Lesson 6 - Co-Existing With Birds and Making Farms Safe
Olivia is currently a postdoctoral fellow at Michigan State University. She is interested in identifying when and where birds are helpful or hurtful to farmers. Her work tries to find solutions to maximize the benefits of birds while minimizing the harms. She is particularly interested in working with small, diversified farms.

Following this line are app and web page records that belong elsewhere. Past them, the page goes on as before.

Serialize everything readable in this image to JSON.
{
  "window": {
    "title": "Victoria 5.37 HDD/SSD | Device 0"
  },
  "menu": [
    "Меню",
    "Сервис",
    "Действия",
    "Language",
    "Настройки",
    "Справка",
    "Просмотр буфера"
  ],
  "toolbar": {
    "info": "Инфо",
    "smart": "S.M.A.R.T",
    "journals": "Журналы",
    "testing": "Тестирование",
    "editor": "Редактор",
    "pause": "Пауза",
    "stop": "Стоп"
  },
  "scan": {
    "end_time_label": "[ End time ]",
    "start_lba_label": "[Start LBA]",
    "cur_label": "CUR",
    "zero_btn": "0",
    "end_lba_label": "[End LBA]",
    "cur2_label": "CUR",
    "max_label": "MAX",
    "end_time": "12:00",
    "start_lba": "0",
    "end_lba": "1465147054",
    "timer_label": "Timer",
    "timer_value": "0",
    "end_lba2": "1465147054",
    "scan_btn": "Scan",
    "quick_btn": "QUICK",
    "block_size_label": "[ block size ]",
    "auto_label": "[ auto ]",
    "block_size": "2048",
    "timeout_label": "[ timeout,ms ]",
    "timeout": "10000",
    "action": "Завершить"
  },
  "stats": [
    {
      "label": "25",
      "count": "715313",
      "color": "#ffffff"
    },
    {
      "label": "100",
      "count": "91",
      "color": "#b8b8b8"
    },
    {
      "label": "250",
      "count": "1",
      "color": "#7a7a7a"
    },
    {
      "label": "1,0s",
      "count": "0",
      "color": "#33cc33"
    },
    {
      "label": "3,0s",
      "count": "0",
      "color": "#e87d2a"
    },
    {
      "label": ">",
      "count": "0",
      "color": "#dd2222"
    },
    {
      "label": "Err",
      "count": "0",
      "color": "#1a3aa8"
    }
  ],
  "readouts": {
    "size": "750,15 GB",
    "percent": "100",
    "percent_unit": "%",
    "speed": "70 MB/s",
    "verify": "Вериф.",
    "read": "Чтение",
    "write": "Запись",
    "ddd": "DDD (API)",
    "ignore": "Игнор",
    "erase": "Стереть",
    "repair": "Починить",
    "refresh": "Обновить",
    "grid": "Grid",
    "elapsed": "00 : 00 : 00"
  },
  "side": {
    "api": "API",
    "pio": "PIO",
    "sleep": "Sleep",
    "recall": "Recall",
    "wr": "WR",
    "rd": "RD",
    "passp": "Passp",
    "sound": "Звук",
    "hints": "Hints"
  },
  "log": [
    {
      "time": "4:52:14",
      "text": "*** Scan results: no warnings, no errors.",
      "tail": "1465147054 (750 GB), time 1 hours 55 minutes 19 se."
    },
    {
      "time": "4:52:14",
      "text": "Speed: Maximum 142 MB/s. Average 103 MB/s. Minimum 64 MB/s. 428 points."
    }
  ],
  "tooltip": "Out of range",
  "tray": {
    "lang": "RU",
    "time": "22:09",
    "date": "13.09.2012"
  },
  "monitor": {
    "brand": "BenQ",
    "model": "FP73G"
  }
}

Rachael is a UC Cooperative Extension Farm Advisor with 30-years of experience working on ecosystem service benefits of hedgerows on farms in the Sacramento Valley. She’s a graduate of UC Berkeley and UC Davis and the recipient of the UC Agricultural Sustainability Leadership Award. She lives on a farm in the Central Valley where her family grows almonds and field crops. She’s also the author of a children’s chapter book series that brings kids into a world of bats through a high adventure story.
- Explain livestock situations that are bigger or smaller risks of being sources of pathogens for birds, which could then be deposited on food.

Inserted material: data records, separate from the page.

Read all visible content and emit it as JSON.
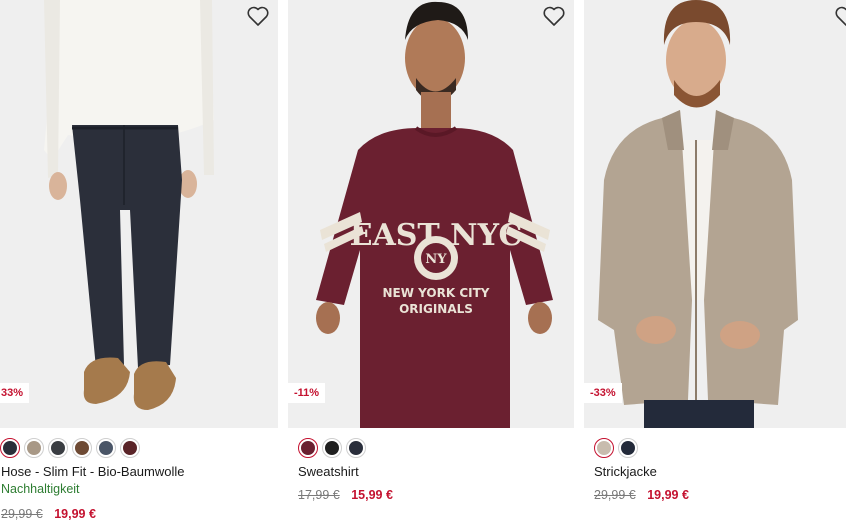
{
  "products": [
    {
      "badge": "33%",
      "name": "Hose - Slim Fit - Bio-Baumwolle",
      "sustainability": "Nachhaltigkeit",
      "old_price": "29,99 €",
      "new_price": "19,99 €",
      "swatches": [
        "#2b2f3a",
        "#a89886",
        "#3a3d42",
        "#6e4a34",
        "#4a5567",
        "#5a2428"
      ],
      "active_swatch": 0
    },
    {
      "badge": "-11%",
      "name": "Sweatshirt",
      "old_price": "17,99 €",
      "new_price": "15,99 €",
      "swatches": [
        "#6b2030",
        "#1f1f1f",
        "#2a2e3b"
      ],
      "active_swatch": 0,
      "print_lines": [
        "EAST NYC",
        "NEW YORK CITY",
        "ORIGINALS",
        "NY"
      ]
    },
    {
      "badge": "-33%",
      "name": "Strickjacke",
      "old_price": "29,99 €",
      "new_price": "19,99 €",
      "swatches": [
        "#c8bcae",
        "#232a3a"
      ],
      "active_swatch": 0
    }
  ],
  "colors": {
    "accent": "#c4112f",
    "sustainability": "#2e7d32",
    "old_price": "#7a7a7a"
  },
  "icons": {
    "wishlist": "heart-outline-icon"
  }
}
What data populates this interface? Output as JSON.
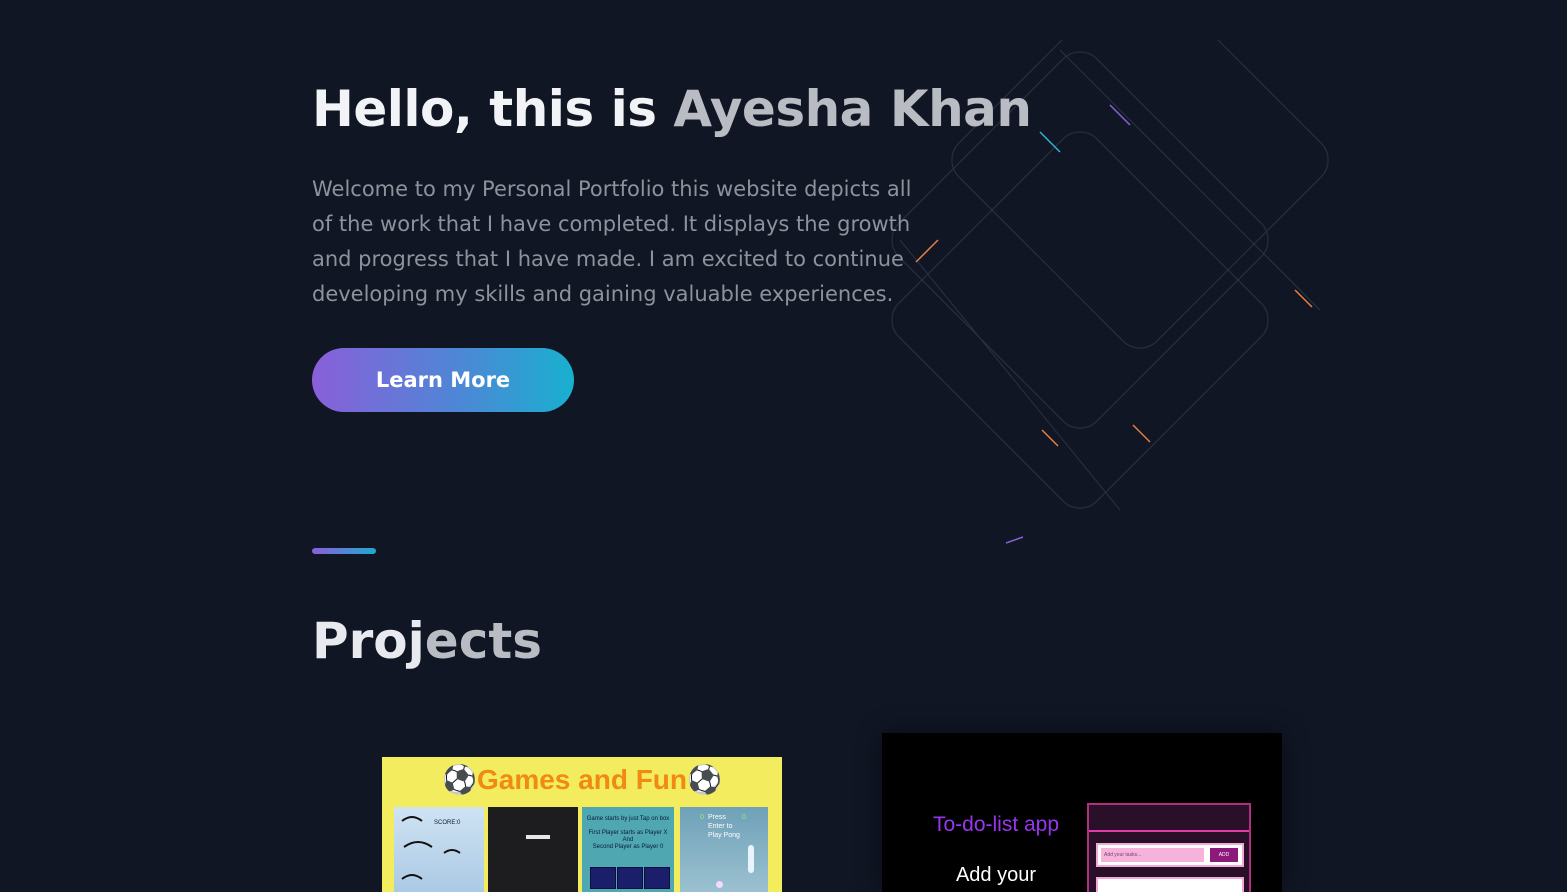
{
  "hero": {
    "greeting": "Hello, this is ",
    "name": "Ayesha Khan",
    "description": "Welcome to my Personal Portfolio this website depicts all of the work that I have completed. It displays the growth and progress that I have made. I am excited to continue developing my skills and gaining valuable experiences.",
    "cta_label": "Learn More"
  },
  "projects": {
    "heading_start": "Proj",
    "heading_end": "ects",
    "cards": [
      {
        "title": "⚽Games and Fun⚽",
        "panels": {
          "score_label": "SCORE:0",
          "tictactoe_line1": "Game starts by just Tap on box",
          "tictactoe_line2": "First Player starts as Player X",
          "tictactoe_line3": "And",
          "tictactoe_line4": "Second Player as Player 0",
          "pong_score_left": "0",
          "pong_score_right": "0",
          "pong_text": "Press Enter to Play Pong"
        }
      },
      {
        "title": "To-do-list app",
        "subtitle": "Add your",
        "input_placeholder": "Add your tasks...",
        "add_label": "ADD"
      }
    ]
  },
  "colors": {
    "background": "#101624",
    "accent_start": "#8a5fd9",
    "accent_end": "#18b0cf"
  }
}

- Give reasons why birds are likely to be a lower food safety risk when farms are in areas with abundant natural habitat.

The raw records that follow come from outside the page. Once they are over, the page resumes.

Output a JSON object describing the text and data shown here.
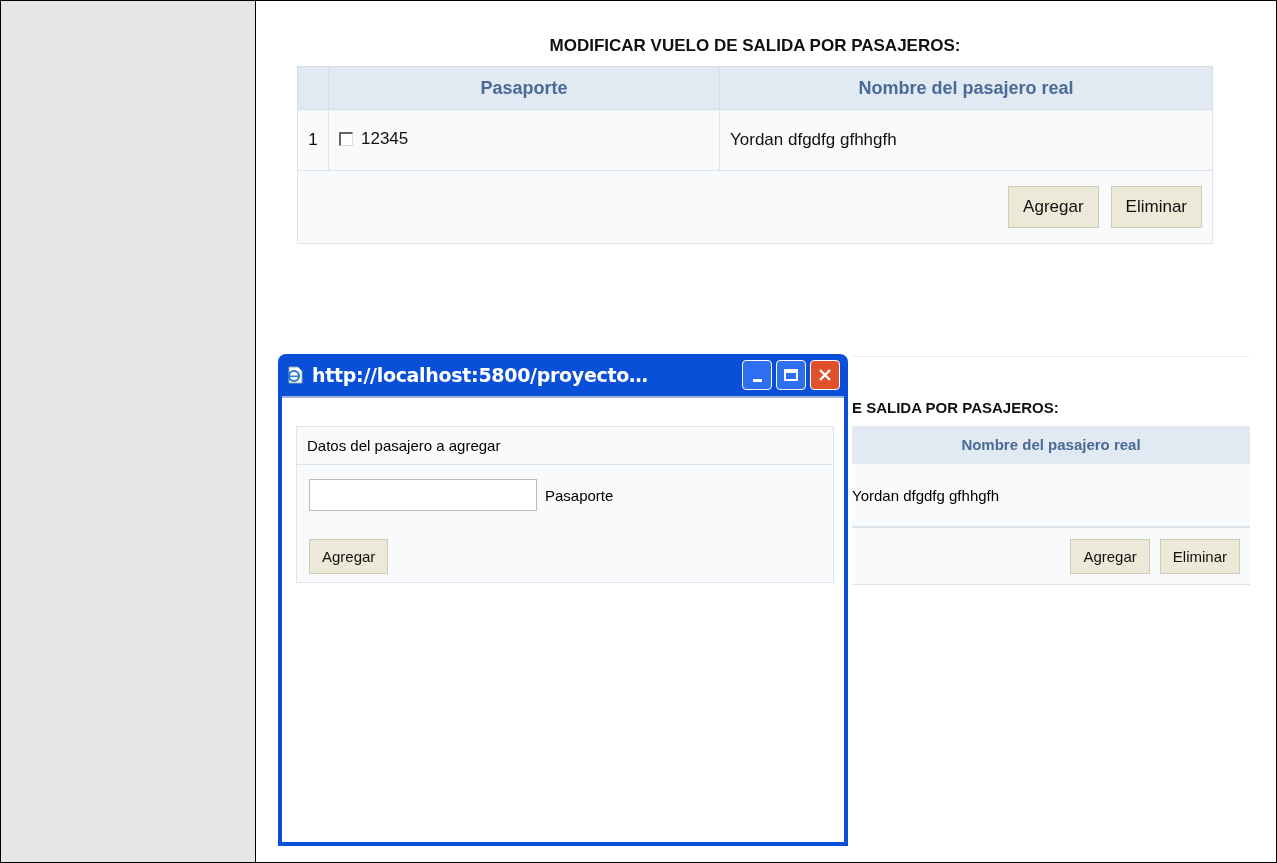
{
  "main_section": {
    "title": "MODIFICAR VUELO DE SALIDA POR PASAJEROS:",
    "columns": [
      "Pasaporte",
      "Nombre del pasajero real"
    ],
    "rows": [
      {
        "index": "1",
        "checked": false,
        "passport": "12345",
        "name": "Yordan dfgdfg gfhhgfh"
      }
    ],
    "buttons": [
      "Agregar",
      "Eliminar"
    ]
  },
  "background_section": {
    "title": "E SALIDA POR PASAJEROS:",
    "column": "Nombre del pasajero real",
    "row_name": "Yordan dfgdfg gfhhgfh",
    "buttons": [
      "Agregar",
      "Eliminar"
    ]
  },
  "popup": {
    "title": "http://localhost:5800/proyecto…",
    "heading": "Datos del pasajero a agregar",
    "field_label": "Pasaporte",
    "button": "Agregar"
  }
}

- Evaluate farm situations (telephone wires, etc.) where birds are more likely to cause contamination.
- Share reasons why habitats like hedgerows do not have a greater risk of food borne. pathogens than the crop itself.
- "Researchers Pinpoint Which Bird Species Pose Food Safety Risk to Crops" by Emily Dooley. UC Davis. January 5, 2022.
- "Conservation-Friendly Farming Can Benefit Both Birds and Crops" by Olivia Smith. The Nature Conservancy Cool Green Science blog. January 20, 2022.
- Smith et al. 2019. Highly diversified crop–livestock farming systems reshape wild bird communities. Ecological Applications 30.
- Smith et al. 2020. Are we overestimating risk of enteric pathogen spillover from wild birds to humans? Biological Reviews 95:652-679.
- Smith et al. 2020. Agricultural intensification heightens food safety risks posed by wild birds. Journal of Applied Ecology 57:2246-2257.
- Smith et al. 2022. Complex landscapes stabilize farm bird communities and their expected ecosystem services. Journal of Applied Ecology 2022:1-15.
- Smith et al. 2022. A trait-based framework for predicting foodborne pathogen risk from wild birds. Ecological Applications 32:e2523.